Records for this exercise:
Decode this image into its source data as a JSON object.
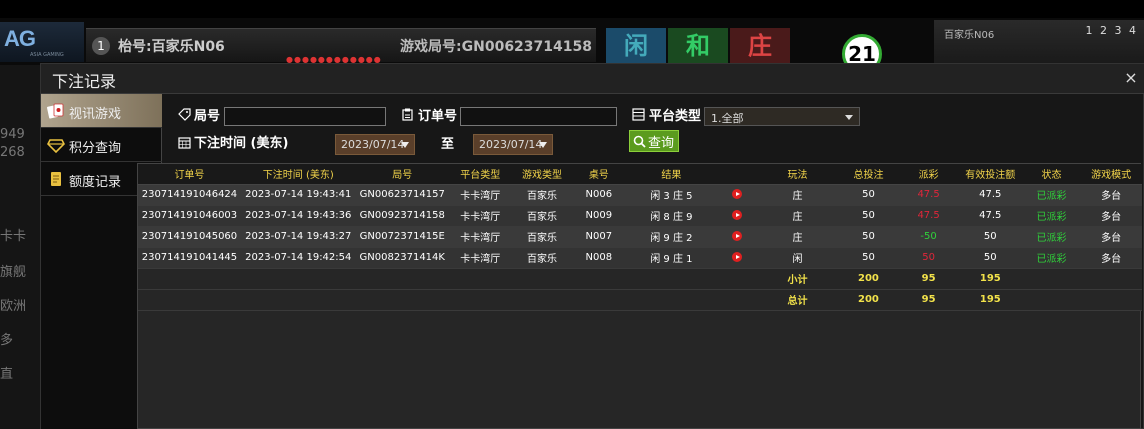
{
  "background": {
    "logo": "AG",
    "logo_sub": "ASIA GAMING",
    "table_no": "1",
    "table_name": "枱号:百家乐N06",
    "game_round": "游戏局号:GN00623714158",
    "bet_player": "闲",
    "bet_tie": "和",
    "bet_banker": "庄",
    "round_count": "21",
    "right_label": "百家乐N06",
    "right_nums": "1 2 3 4",
    "side_labels": [
      "949",
      "268",
      "卡卡",
      "旗舰",
      "欧洲",
      "多",
      "直"
    ]
  },
  "modal": {
    "title": "下注记录",
    "close": "×"
  },
  "nav": [
    {
      "label": "视讯游戏",
      "icon": "cards-icon"
    },
    {
      "label": "积分查询",
      "icon": "diamond-icon"
    },
    {
      "label": "额度记录",
      "icon": "document-icon"
    }
  ],
  "filters": {
    "round_label": "局号",
    "round_value": "",
    "order_label": "订单号",
    "order_value": "",
    "platform_label": "平台类型",
    "platform_value": "1.全部",
    "time_label": "下注时间 (美东)",
    "date_from": "2023/07/14",
    "to_label": "至",
    "date_to": "2023/07/14",
    "search_label": "查询"
  },
  "table": {
    "headers": [
      "订单号",
      "下注时间 (美东)",
      "局号",
      "平台类型",
      "游戏类型",
      "桌号",
      "结果",
      "",
      "玩法",
      "总投注",
      "派彩",
      "有效投注额",
      "状态",
      "游戏模式"
    ],
    "rows": [
      [
        "230714191046424",
        "2023-07-14 19:43:41",
        "GN00623714157",
        "卡卡湾厅",
        "百家乐",
        "N006",
        "闲 3 庄 5",
        "",
        "庄",
        "50",
        "47.5",
        "47.5",
        "已派彩",
        "多台"
      ],
      [
        "230714191046003",
        "2023-07-14 19:43:36",
        "GN00923714158",
        "卡卡湾厅",
        "百家乐",
        "N009",
        "闲 8 庄 9",
        "",
        "庄",
        "50",
        "47.5",
        "47.5",
        "已派彩",
        "多台"
      ],
      [
        "230714191045060",
        "2023-07-14 19:43:27",
        "GN0072371415E",
        "卡卡湾厅",
        "百家乐",
        "N007",
        "闲 9 庄 2",
        "",
        "庄",
        "50",
        "-50",
        "50",
        "已派彩",
        "多台"
      ],
      [
        "230714191041445",
        "2023-07-14 19:42:54",
        "GN0082371414K",
        "卡卡湾厅",
        "百家乐",
        "N008",
        "闲 9 庄 1",
        "",
        "闲",
        "50",
        "50",
        "50",
        "已派彩",
        "多台"
      ]
    ],
    "subtotal": {
      "label": "小计",
      "total_bet": "200",
      "payout": "95",
      "valid_bet": "195"
    },
    "total": {
      "label": "总计",
      "total_bet": "200",
      "payout": "95",
      "valid_bet": "195"
    }
  }
}
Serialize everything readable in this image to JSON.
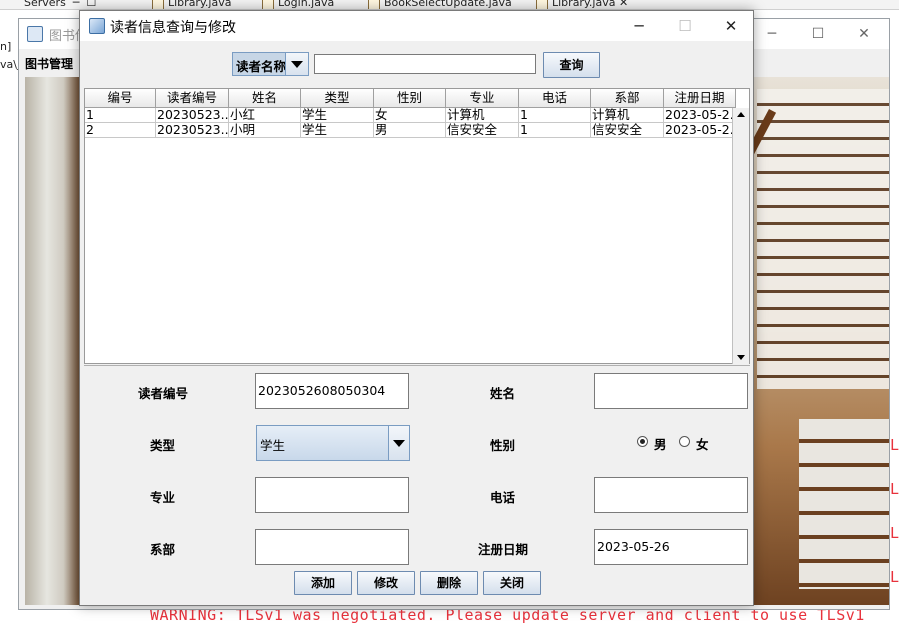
{
  "ide": {
    "tabs": [
      "Servers",
      "Library.java",
      "Login.java",
      "BookSelectUpdate.java",
      "Library.java"
    ],
    "left_fragments": [
      "n]",
      "va\\j"
    ],
    "console_warning": "WARNING: TLSv1 was negotiated. Please update server and client to use TLSv1",
    "right_fragments": [
      "L",
      "L",
      "L",
      "L"
    ]
  },
  "main_frame": {
    "title": "图书借",
    "menu": "图书管理"
  },
  "dialog": {
    "title": "读者信息查询与修改",
    "controls": [
      "─",
      "☐",
      "✕"
    ],
    "search": {
      "field_selected": "读者名称",
      "value": "",
      "button": "查询"
    },
    "table": {
      "columns": [
        "编号",
        "读者编号",
        "姓名",
        "类型",
        "性别",
        "专业",
        "电话",
        "系部",
        "注册日期"
      ],
      "rows": [
        [
          "1",
          "20230523...",
          "小红",
          "学生",
          "女",
          "计算机",
          "1",
          "计算机",
          "2023-05-2..."
        ],
        [
          "2",
          "20230523...",
          "小明",
          "学生",
          "男",
          "信安安全",
          "1",
          "信安安全",
          "2023-05-2..."
        ]
      ]
    },
    "form": {
      "reader_id_label": "读者编号",
      "reader_id_value": "2023052608050304",
      "name_label": "姓名",
      "name_value": "",
      "type_label": "类型",
      "type_value": "学生",
      "gender_label": "性别",
      "gender_male": "男",
      "gender_female": "女",
      "gender_selected": "男",
      "major_label": "专业",
      "major_value": "",
      "phone_label": "电话",
      "phone_value": "",
      "dept_label": "系部",
      "dept_value": "",
      "date_label": "注册日期",
      "date_value": "2023-05-26"
    },
    "buttons": {
      "add": "添加",
      "modify": "修改",
      "delete": "删除",
      "close": "关闭"
    }
  }
}
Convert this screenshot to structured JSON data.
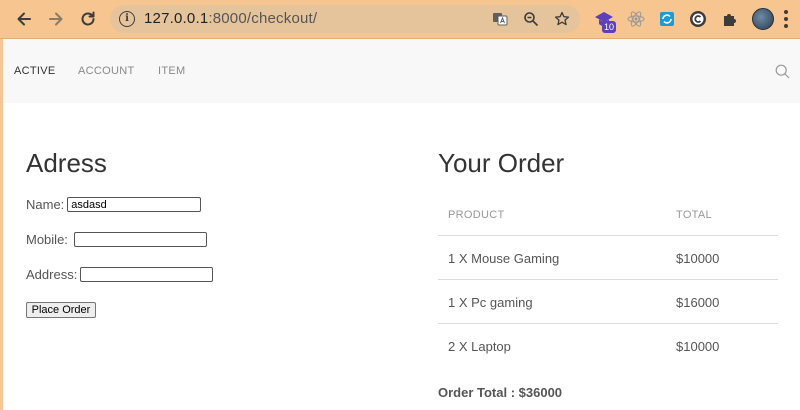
{
  "browser": {
    "url_host": "127.0.0.1",
    "url_rest": ":8000/checkout/",
    "extension_badge": "10"
  },
  "icons": {
    "back": "arrow-left-icon",
    "forward": "arrow-right-icon",
    "reload": "reload-icon",
    "site_info": "info-icon",
    "translate": "translate-icon",
    "zoom": "zoom-out-icon",
    "bookmark": "star-icon",
    "extensions": "puzzle-icon",
    "search": "search-icon"
  },
  "navbar": {
    "links": [
      "ACTIVE",
      "ACCOUNT",
      "ITEM"
    ]
  },
  "address": {
    "title": "Adress",
    "name_label": "Name:",
    "name_value": "asdasd",
    "mobile_label": "Mobile:",
    "mobile_value": "",
    "address_label": "Address:",
    "address_value": "",
    "submit_label": "Place Order"
  },
  "order": {
    "title": "Your Order",
    "columns": [
      "PRODUCT",
      "TOTAL"
    ],
    "rows": [
      {
        "product": "1 X Mouse Gaming",
        "total": "$10000"
      },
      {
        "product": "1 X Pc gaming",
        "total": "$16000"
      },
      {
        "product": "2 X Laptop",
        "total": "$10000"
      }
    ],
    "total_text": "Order Total : $36000"
  },
  "colors": {
    "browser_frame": "#f7c58f",
    "omnibox": "#e6c49b",
    "navbar_bg": "#f8f8f8"
  }
}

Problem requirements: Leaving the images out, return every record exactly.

Finished exercise:
Decode this image into its source data as a JSON object.
{
  "background": {
    "logo": "AG",
    "logo_sub": "ASIA GAMING",
    "table_no": "1",
    "table_name": "枱号:百家乐N06",
    "game_round": "游戏局号:GN00623714158",
    "bet_player": "闲",
    "bet_tie": "和",
    "bet_banker": "庄",
    "round_count": "21",
    "right_label": "百家乐N06",
    "right_nums": "1 2 3 4",
    "side_labels": [
      "949",
      "268",
      "卡卡",
      "旗舰",
      "欧洲",
      "多",
      "直"
    ]
  },
  "modal": {
    "title": "下注记录",
    "close": "×"
  },
  "nav": [
    {
      "label": "视讯游戏",
      "icon": "cards-icon"
    },
    {
      "label": "积分查询",
      "icon": "diamond-icon"
    },
    {
      "label": "额度记录",
      "icon": "document-icon"
    }
  ],
  "filters": {
    "round_label": "局号",
    "round_value": "",
    "order_label": "订单号",
    "order_value": "",
    "platform_label": "平台类型",
    "platform_value": "1.全部",
    "time_label": "下注时间 (美东)",
    "date_from": "2023/07/14",
    "to_label": "至",
    "date_to": "2023/07/14",
    "search_label": "查询"
  },
  "table": {
    "headers": [
      "订单号",
      "下注时间 (美东)",
      "局号",
      "平台类型",
      "游戏类型",
      "桌号",
      "结果",
      "",
      "玩法",
      "总投注",
      "派彩",
      "有效投注额",
      "状态",
      "游戏模式"
    ],
    "rows": [
      [
        "230714191046424",
        "2023-07-14 19:43:41",
        "GN00623714157",
        "卡卡湾厅",
        "百家乐",
        "N006",
        "闲 3 庄 5",
        "",
        "庄",
        "50",
        "47.5",
        "47.5",
        "已派彩",
        "多台"
      ],
      [
        "230714191046003",
        "2023-07-14 19:43:36",
        "GN00923714158",
        "卡卡湾厅",
        "百家乐",
        "N009",
        "闲 8 庄 9",
        "",
        "庄",
        "50",
        "47.5",
        "47.5",
        "已派彩",
        "多台"
      ],
      [
        "230714191045060",
        "2023-07-14 19:43:27",
        "GN0072371415E",
        "卡卡湾厅",
        "百家乐",
        "N007",
        "闲 9 庄 2",
        "",
        "庄",
        "50",
        "-50",
        "50",
        "已派彩",
        "多台"
      ],
      [
        "230714191041445",
        "2023-07-14 19:42:54",
        "GN0082371414K",
        "卡卡湾厅",
        "百家乐",
        "N008",
        "闲 9 庄 1",
        "",
        "闲",
        "50",
        "50",
        "50",
        "已派彩",
        "多台"
      ]
    ],
    "subtotal": {
      "label": "小计",
      "total_bet": "200",
      "payout": "95",
      "valid_bet": "195"
    },
    "total": {
      "label": "总计",
      "total_bet": "200",
      "payout": "95",
      "valid_bet": "195"
    }
  }
}
Serialize everything readable in this image to JSON.
{
  "ide": {
    "tabs": [
      "Servers",
      "Library.java",
      "Login.java",
      "BookSelectUpdate.java",
      "Library.java"
    ],
    "left_fragments": [
      "n]",
      "va\\j"
    ],
    "console_warning": "WARNING: TLSv1 was negotiated. Please update server and client to use TLSv1",
    "right_fragments": [
      "L",
      "L",
      "L",
      "L"
    ]
  },
  "main_frame": {
    "title": "图书借",
    "menu": "图书管理"
  },
  "dialog": {
    "title": "读者信息查询与修改",
    "controls": [
      "─",
      "☐",
      "✕"
    ],
    "search": {
      "field_selected": "读者名称",
      "value": "",
      "button": "查询"
    },
    "table": {
      "columns": [
        "编号",
        "读者编号",
        "姓名",
        "类型",
        "性别",
        "专业",
        "电话",
        "系部",
        "注册日期"
      ],
      "rows": [
        [
          "1",
          "20230523...",
          "小红",
          "学生",
          "女",
          "计算机",
          "1",
          "计算机",
          "2023-05-2..."
        ],
        [
          "2",
          "20230523...",
          "小明",
          "学生",
          "男",
          "信安安全",
          "1",
          "信安安全",
          "2023-05-2..."
        ]
      ]
    },
    "form": {
      "reader_id_label": "读者编号",
      "reader_id_value": "2023052608050304",
      "name_label": "姓名",
      "name_value": "",
      "type_label": "类型",
      "type_value": "学生",
      "gender_label": "性别",
      "gender_male": "男",
      "gender_female": "女",
      "gender_selected": "男",
      "major_label": "专业",
      "major_value": "",
      "phone_label": "电话",
      "phone_value": "",
      "dept_label": "系部",
      "dept_value": "",
      "date_label": "注册日期",
      "date_value": "2023-05-26"
    },
    "buttons": {
      "add": "添加",
      "modify": "修改",
      "delete": "删除",
      "close": "关闭"
    }
  }
}
Convert this screenshot to structured JSON data.
{
  "browser": {
    "url_host": "127.0.0.1",
    "url_rest": ":8000/checkout/",
    "extension_badge": "10"
  },
  "icons": {
    "back": "arrow-left-icon",
    "forward": "arrow-right-icon",
    "reload": "reload-icon",
    "site_info": "info-icon",
    "translate": "translate-icon",
    "zoom": "zoom-out-icon",
    "bookmark": "star-icon",
    "extensions": "puzzle-icon",
    "search": "search-icon"
  },
  "navbar": {
    "links": [
      "ACTIVE",
      "ACCOUNT",
      "ITEM"
    ]
  },
  "address": {
    "title": "Adress",
    "name_label": "Name:",
    "name_value": "asdasd",
    "mobile_label": "Mobile:",
    "mobile_value": "",
    "address_label": "Address:",
    "address_value": "",
    "submit_label": "Place Order"
  },
  "order": {
    "title": "Your Order",
    "columns": [
      "PRODUCT",
      "TOTAL"
    ],
    "rows": [
      {
        "product": "1 X Mouse Gaming",
        "total": "$10000"
      },
      {
        "product": "1 X Pc gaming",
        "total": "$16000"
      },
      {
        "product": "2 X Laptop",
        "total": "$10000"
      }
    ],
    "total_text": "Order Total : $36000"
  },
  "colors": {
    "browser_frame": "#f7c58f",
    "omnibox": "#e6c49b",
    "navbar_bg": "#f8f8f8"
  }
}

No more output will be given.